MySQL has gotten better as time has gone on. I want to make that clear up front before I bash a handful of things about its current state. It has gone from being little more than an SQL front end to flat files to being almost a real database (if you use InnoDB and friends).

  • No full outer join; this one irritates me to no end when working on diff-type queries (ones that, like the diff utility in UNIX, take a set of rows and compare them against another set, getting a difference) because I have to union three queries together, rather than simply one query with a full outer join.
  • Constraints and concurrency are not enforced by default. You have to setup InnoDB to make it work properly. There is simply no excuse for not maintaining relationships in a RELATIONAL DATABASE. InnoDB is great, don't get me wrong, but I should not have to setup an add-on (and to run properly, you will need to configure the engine, at least a little) to get something so basic and fundamental. With MySQL 6.0, Sun has promised an end to this with Falcon, but that has yet to happen. 6.0 isn't out yet, and it wouldn't be fit for production use for a while longer even if it were.
  • Stored procedures. These were not added until version 5.0 of MySQL (many shops and shared hosts are still on 4!), but now they are here--sort of. The fact of the matter is that stored procedures really aren't usable in MySQL. The syntax is clumsy, requiring messing with delimiters to even create them. They do not work from the command line because of this, which makes testing harder. In addition, the syntax is lacking quite a bit featurewise. The easiest example of this is also what should be simplest: how do you iterate over a cursor? Simple 101 feature, right? Not really. At least, not in MySQL.

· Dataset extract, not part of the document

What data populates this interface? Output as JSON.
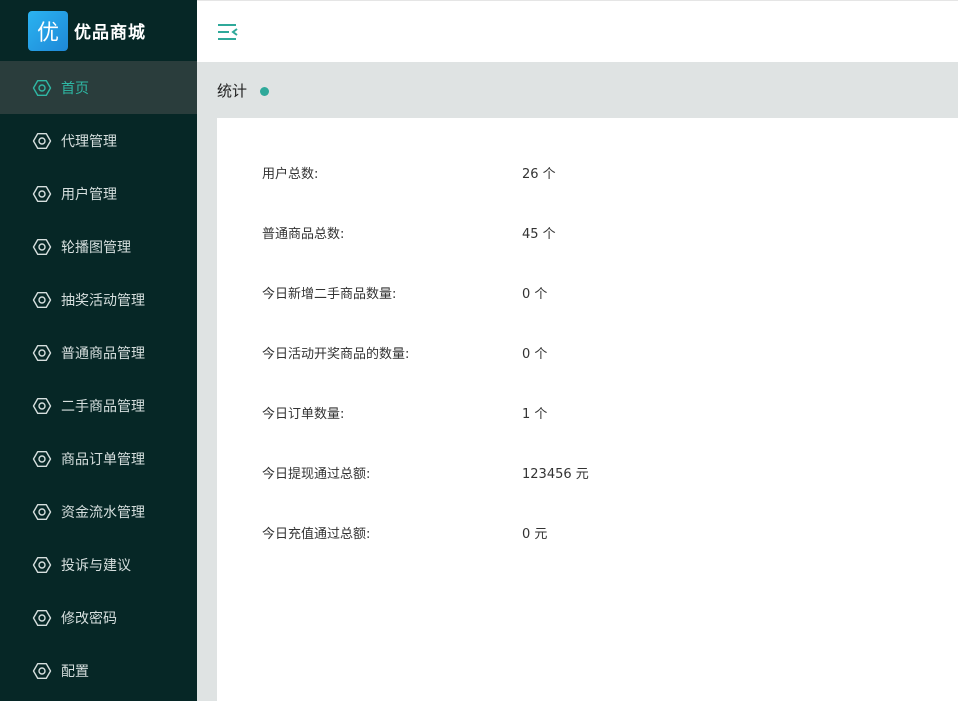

Those are the biggest things I can think of off the top of my head. I've got a hunch that I would not be happy about replication or binary logging either if I had the time to set them up. Now for any of you reading this (if anyone does read this), you may ask: why not just use PostgreSQL? Or Oracle? Or even Microsoft SQL Server? The shop I am working in will not invest the sums for Oracle or MS SQL Server, so those are out. The current reality is that we will not be leaving MySQL any time soon.